[Entries from a dataset of interfaces]
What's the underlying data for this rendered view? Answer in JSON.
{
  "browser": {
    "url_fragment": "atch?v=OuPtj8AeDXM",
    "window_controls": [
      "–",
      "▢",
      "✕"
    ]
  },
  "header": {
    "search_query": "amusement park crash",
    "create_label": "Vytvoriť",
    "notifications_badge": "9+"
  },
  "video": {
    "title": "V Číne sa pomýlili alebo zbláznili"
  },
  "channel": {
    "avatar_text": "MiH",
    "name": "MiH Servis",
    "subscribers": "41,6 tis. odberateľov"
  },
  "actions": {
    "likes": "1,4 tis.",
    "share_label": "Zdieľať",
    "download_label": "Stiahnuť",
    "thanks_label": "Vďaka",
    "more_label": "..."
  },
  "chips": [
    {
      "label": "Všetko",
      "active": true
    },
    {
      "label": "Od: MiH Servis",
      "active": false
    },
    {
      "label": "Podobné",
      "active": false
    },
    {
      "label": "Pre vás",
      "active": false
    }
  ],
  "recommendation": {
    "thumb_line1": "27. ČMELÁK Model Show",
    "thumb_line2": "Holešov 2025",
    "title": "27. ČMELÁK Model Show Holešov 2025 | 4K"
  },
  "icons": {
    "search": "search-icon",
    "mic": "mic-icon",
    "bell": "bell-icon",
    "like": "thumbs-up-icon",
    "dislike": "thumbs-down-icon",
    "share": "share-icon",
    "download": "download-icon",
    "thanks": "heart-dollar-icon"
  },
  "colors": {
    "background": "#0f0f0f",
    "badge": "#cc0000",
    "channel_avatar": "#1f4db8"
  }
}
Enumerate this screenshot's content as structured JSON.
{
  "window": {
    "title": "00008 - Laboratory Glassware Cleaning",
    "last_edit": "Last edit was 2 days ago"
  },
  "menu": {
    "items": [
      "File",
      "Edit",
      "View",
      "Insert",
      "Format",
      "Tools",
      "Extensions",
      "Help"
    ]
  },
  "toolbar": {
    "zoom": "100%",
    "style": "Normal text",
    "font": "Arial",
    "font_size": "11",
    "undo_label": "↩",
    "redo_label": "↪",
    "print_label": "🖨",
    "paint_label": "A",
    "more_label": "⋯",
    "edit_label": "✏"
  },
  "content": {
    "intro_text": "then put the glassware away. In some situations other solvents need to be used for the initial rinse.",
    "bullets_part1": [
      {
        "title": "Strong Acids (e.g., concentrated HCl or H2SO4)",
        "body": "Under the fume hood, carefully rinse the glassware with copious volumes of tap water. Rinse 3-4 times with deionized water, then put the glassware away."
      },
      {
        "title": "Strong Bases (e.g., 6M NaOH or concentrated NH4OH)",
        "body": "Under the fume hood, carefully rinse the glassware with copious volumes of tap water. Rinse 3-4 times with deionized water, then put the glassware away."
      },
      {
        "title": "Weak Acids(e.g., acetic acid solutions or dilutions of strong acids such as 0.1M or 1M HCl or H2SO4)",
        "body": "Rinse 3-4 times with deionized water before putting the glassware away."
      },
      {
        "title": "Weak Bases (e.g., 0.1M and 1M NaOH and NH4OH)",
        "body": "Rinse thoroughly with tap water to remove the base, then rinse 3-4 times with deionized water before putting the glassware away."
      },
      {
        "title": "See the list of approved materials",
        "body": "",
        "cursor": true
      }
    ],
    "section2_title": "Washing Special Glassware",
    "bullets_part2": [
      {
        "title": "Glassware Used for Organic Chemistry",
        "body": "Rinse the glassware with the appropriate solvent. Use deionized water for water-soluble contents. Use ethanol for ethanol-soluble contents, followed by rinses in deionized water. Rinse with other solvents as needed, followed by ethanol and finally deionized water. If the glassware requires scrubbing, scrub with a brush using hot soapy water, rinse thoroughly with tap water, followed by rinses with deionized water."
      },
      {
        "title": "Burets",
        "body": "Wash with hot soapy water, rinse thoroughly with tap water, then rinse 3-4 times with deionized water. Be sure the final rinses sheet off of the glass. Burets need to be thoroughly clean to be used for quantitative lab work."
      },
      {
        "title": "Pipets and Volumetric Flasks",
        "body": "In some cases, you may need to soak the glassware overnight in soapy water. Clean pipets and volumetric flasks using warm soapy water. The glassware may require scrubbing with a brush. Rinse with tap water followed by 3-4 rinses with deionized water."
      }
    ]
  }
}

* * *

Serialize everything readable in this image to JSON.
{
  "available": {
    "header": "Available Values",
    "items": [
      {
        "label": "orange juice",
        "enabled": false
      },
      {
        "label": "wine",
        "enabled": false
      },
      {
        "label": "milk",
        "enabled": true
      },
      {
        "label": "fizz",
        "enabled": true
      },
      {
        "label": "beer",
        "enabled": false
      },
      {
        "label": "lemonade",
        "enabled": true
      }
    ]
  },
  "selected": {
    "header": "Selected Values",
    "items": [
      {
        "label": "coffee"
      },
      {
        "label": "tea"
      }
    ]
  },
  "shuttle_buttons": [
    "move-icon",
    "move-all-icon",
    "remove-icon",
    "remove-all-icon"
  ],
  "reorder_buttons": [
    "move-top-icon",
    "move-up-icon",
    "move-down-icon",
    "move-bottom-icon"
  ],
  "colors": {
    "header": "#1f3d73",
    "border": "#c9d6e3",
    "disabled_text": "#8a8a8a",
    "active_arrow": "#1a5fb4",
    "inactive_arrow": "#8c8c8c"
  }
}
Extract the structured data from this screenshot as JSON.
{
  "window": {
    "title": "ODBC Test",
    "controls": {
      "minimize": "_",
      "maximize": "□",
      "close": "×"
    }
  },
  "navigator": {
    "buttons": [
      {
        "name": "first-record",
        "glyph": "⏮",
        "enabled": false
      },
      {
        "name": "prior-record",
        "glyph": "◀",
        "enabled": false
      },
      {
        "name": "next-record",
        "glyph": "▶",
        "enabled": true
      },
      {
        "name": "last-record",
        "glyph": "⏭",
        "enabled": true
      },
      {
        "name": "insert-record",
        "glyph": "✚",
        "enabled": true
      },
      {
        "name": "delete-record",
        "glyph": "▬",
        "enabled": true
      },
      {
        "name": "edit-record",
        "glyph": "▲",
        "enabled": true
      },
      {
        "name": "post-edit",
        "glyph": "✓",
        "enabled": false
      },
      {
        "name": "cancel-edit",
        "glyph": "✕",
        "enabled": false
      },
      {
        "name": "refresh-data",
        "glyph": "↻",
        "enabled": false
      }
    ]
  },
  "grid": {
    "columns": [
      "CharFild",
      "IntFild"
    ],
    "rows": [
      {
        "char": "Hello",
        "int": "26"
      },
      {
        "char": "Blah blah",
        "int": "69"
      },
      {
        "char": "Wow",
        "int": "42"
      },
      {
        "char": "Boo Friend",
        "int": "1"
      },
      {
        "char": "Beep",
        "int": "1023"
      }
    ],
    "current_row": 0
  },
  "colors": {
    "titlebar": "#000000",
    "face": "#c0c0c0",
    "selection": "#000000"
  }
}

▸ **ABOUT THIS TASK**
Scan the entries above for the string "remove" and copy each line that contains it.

▸ **WORKED SOLUTION**
        "body": "Rinse thoroughly with tap water to remove the base, then rinse 3-4 times with deionized water before putting the glassware away."
    "remove-icon",
    "remove-all-icon"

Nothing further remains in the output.